EXTRACTED INFORMATION:
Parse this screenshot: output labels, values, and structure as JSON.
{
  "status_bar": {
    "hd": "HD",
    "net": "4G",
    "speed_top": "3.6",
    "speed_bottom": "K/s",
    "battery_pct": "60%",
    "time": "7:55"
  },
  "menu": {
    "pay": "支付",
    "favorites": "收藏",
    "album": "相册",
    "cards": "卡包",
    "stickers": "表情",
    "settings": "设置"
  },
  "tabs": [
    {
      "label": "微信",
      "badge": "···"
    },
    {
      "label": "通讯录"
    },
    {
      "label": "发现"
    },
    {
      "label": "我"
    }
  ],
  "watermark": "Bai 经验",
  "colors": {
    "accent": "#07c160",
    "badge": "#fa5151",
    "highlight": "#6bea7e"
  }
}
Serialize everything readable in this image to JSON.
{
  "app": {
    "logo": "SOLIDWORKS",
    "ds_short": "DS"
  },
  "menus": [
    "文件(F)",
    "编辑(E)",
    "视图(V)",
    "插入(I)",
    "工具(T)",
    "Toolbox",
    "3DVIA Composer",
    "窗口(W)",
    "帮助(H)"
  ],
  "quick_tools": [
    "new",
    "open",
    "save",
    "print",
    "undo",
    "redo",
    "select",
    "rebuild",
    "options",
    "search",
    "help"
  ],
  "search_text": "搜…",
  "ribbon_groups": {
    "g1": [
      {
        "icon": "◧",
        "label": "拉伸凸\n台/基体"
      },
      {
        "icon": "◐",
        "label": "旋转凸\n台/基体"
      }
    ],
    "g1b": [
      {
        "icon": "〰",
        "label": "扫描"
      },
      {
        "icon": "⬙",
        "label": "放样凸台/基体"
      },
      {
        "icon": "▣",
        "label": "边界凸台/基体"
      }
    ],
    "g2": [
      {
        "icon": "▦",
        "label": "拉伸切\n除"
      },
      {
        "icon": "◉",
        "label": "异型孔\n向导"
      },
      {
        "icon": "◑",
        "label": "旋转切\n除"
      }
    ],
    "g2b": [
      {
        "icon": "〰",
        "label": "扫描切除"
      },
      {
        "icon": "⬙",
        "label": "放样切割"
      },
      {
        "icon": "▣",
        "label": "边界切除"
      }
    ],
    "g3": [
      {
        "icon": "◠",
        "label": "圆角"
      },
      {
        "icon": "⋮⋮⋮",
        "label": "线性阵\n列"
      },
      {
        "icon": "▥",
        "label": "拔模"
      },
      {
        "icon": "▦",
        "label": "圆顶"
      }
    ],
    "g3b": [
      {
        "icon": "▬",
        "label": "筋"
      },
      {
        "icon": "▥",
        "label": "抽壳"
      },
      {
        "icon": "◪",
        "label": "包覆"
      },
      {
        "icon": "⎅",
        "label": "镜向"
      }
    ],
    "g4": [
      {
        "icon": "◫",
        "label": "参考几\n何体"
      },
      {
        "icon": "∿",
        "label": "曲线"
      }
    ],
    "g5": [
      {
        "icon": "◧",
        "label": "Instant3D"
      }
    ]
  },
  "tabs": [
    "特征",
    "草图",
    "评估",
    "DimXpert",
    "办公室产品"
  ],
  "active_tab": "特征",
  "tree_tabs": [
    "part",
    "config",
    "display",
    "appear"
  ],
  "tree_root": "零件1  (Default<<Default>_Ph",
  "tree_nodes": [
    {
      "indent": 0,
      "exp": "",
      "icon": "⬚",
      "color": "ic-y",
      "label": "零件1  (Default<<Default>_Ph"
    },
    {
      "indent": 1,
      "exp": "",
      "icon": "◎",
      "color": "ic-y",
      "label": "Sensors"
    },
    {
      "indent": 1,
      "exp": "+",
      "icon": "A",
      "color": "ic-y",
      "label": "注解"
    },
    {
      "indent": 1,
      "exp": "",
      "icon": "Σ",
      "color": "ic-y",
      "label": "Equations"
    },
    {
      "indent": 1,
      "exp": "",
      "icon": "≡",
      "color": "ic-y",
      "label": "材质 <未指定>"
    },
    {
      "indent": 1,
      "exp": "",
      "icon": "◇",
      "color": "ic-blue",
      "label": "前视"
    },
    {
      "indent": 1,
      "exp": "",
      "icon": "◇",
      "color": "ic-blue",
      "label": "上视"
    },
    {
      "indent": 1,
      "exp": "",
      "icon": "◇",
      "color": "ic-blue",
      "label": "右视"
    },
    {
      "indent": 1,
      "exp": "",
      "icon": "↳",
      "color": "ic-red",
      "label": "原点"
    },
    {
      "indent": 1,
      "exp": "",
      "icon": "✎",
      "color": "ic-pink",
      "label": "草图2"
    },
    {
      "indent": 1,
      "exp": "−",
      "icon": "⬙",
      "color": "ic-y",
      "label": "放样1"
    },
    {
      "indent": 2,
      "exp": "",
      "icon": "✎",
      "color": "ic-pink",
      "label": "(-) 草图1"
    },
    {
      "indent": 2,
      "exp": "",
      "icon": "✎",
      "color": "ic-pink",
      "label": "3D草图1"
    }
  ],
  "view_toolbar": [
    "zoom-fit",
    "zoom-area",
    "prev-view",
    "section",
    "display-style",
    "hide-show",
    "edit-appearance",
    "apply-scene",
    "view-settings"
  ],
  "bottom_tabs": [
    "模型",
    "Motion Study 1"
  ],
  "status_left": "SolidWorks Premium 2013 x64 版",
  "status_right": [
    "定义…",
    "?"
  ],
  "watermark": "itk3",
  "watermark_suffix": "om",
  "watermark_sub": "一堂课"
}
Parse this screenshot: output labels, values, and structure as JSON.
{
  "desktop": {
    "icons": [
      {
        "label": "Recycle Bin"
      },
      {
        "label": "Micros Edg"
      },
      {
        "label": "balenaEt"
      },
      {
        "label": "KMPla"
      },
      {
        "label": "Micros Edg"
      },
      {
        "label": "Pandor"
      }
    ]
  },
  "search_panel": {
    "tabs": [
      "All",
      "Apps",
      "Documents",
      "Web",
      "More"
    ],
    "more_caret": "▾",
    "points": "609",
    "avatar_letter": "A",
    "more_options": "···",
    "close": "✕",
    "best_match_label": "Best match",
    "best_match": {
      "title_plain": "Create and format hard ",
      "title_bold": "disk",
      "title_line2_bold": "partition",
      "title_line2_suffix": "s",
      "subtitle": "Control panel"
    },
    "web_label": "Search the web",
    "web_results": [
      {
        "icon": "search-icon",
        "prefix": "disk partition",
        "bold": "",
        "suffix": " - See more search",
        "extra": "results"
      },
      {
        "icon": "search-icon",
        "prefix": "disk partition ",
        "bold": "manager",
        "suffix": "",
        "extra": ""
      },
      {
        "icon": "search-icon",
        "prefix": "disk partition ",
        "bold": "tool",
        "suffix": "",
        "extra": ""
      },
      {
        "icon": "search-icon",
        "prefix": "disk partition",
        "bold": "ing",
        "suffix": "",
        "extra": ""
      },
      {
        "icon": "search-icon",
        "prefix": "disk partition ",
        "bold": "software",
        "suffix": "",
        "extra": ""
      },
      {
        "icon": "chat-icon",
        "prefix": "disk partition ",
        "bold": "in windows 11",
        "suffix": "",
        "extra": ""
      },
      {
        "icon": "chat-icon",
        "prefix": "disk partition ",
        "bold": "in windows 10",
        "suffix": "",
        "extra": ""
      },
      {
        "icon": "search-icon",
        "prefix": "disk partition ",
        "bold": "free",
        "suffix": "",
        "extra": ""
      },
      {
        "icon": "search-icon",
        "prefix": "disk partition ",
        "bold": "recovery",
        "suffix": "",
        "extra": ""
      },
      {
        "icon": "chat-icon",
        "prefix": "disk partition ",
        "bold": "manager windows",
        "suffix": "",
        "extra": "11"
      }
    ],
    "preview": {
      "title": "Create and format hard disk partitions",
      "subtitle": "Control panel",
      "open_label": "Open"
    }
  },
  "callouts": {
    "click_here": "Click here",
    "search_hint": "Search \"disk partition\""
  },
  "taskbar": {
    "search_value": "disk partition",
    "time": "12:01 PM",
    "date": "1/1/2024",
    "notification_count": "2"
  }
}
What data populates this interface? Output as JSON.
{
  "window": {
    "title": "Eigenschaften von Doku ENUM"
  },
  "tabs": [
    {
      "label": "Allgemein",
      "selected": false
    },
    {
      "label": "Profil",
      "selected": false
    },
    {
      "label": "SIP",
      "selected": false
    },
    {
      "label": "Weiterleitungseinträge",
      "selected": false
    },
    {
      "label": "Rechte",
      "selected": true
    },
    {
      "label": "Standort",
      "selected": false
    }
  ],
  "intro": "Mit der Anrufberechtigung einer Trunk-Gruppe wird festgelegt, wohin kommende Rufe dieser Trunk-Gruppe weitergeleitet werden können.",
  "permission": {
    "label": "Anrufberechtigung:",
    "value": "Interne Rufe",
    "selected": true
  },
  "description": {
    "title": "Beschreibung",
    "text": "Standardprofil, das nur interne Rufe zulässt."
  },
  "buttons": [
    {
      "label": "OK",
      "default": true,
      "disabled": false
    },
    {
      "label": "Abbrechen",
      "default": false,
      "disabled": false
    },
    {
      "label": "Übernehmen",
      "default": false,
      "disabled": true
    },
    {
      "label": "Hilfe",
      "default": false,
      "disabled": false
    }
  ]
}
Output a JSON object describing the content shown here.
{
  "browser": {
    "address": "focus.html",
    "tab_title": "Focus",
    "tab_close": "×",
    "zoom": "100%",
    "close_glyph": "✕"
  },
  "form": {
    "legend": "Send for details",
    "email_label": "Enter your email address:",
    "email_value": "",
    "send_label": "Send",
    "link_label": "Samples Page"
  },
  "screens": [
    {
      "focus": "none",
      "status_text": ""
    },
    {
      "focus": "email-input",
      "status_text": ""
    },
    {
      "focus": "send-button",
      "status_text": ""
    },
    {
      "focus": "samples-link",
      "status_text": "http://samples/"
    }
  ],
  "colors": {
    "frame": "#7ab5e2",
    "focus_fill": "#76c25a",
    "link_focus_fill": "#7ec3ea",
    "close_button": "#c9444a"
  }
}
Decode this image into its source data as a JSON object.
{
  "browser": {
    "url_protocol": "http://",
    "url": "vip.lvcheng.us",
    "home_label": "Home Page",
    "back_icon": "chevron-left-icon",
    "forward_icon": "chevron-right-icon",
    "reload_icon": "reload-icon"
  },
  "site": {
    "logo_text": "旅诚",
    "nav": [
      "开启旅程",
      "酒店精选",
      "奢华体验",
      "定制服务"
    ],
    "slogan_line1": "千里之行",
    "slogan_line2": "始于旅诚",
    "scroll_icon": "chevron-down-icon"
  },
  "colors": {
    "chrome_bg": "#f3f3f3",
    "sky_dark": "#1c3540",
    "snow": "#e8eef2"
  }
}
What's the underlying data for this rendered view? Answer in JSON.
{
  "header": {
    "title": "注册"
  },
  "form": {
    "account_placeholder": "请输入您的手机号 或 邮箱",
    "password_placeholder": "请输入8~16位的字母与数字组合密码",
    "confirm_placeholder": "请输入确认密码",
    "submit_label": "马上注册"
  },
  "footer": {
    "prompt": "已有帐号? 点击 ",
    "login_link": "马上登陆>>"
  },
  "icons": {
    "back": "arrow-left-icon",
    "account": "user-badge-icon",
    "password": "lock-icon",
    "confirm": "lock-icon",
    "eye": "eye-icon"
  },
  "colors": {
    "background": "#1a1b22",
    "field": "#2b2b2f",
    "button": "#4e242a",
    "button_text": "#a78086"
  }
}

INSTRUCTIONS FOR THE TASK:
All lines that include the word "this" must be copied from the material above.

EXERCISE SOLUTION:
Parse this screenshot: output labels, values, and structure as JSON.
Serialize everything readable in this image to JSON.
Parse this screenshot: output labels, values, and structure as JSON.
What data populates this interface? Output as JSON.
Decode this image into its source data as a JSON object.
What's the underlying data for this rendered view? Answer in JSON.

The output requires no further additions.